> _Task to complete_: Would you print all of the records below exactly, without skipping any?

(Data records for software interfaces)
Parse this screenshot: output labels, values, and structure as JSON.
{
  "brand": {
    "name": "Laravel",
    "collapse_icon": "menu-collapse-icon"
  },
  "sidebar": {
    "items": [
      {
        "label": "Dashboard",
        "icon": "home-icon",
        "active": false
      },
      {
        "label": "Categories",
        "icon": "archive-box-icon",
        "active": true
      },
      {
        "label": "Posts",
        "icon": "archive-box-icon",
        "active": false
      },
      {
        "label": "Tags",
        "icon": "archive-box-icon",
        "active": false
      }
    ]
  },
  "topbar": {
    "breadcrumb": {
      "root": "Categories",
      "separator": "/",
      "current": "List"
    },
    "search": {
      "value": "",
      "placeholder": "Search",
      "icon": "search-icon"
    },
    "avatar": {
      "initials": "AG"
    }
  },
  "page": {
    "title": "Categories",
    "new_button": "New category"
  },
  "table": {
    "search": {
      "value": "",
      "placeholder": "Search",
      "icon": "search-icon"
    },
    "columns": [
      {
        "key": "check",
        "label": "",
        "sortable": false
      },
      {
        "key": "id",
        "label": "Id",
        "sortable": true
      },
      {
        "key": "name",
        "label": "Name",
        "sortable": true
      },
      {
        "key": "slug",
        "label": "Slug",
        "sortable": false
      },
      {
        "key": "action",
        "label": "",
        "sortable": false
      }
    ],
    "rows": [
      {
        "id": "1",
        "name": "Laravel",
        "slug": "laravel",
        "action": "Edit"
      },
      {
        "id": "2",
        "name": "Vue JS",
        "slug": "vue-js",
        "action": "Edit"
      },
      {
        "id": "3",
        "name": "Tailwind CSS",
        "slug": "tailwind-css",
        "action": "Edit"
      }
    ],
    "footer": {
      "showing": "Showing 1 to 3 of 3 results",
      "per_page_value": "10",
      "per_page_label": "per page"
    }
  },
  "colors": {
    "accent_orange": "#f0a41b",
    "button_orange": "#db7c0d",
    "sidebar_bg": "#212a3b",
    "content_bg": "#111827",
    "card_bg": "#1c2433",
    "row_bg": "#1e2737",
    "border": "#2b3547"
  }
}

> _Task output_:
Parse this screenshot: output labels, values, and structure as JSON.
{
  "brand": {
    "name": "Laravel",
    "collapse_icon": "menu-collapse-icon"
  },
  "sidebar": {
    "items": [
      {
        "label": "Dashboard",
        "icon": "home-icon",
        "active": false
      },
      {
        "label": "Categories",
        "icon": "archive-box-icon",
        "active": true
      },
      {
        "label": "Posts",
        "icon": "archive-box-icon",
        "active": false
      },
      {
        "label": "Tags",
        "icon": "archive-box-icon",
        "active": false
      }
    ]
  },
  "topbar": {
    "breadcrumb": {
      "root": "Categories",
      "separator": "/",
      "current": "List"
    },
    "search": {
      "value": "",
      "placeholder": "Search",
      "icon": "search-icon"
    },
    "avatar": {
      "initials": "AG"
    }
  },
  "page": {
    "title": "Categories",
    "new_button": "New category"
  },
  "table": {
    "search": {
      "value": "",
      "placeholder": "Search",
      "icon": "search-icon"
    },
    "columns": [
      {
        "key": "check",
        "label": "",
        "sortable": false
      },
      {
        "key": "id",
        "label": "Id",
        "sortable": true
      },
      {
        "key": "name",
        "label": "Name",
        "sortable": true
      },
      {
        "key": "slug",
        "label": "Slug",
        "sortable": false
      },
      {
        "key": "action",
        "label": "",
        "sortable": false
      }
    ],
    "rows": [
      {
        "id": "1",
        "name": "Laravel",
        "slug": "laravel",
        "action": "Edit"
      },
      {
        "id": "2",
        "name": "Vue JS",
        "slug": "vue-js",
        "action": "Edit"
      },
      {
        "id": "3",
        "name": "Tailwind CSS",
        "slug": "tailwind-css",
        "action": "Edit"
      }
    ],
    "footer": {
      "showing": "Showing 1 to 3 of 3 results",
      "per_page_value": "10",
      "per_page_label": "per page"
    }
  },
  "colors": {
    "accent_orange": "#f0a41b",
    "button_orange": "#db7c0d",
    "sidebar_bg": "#212a3b",
    "content_bg": "#111827",
    "card_bg": "#1c2433",
    "row_bg": "#1e2737",
    "border": "#2b3547"
  }
}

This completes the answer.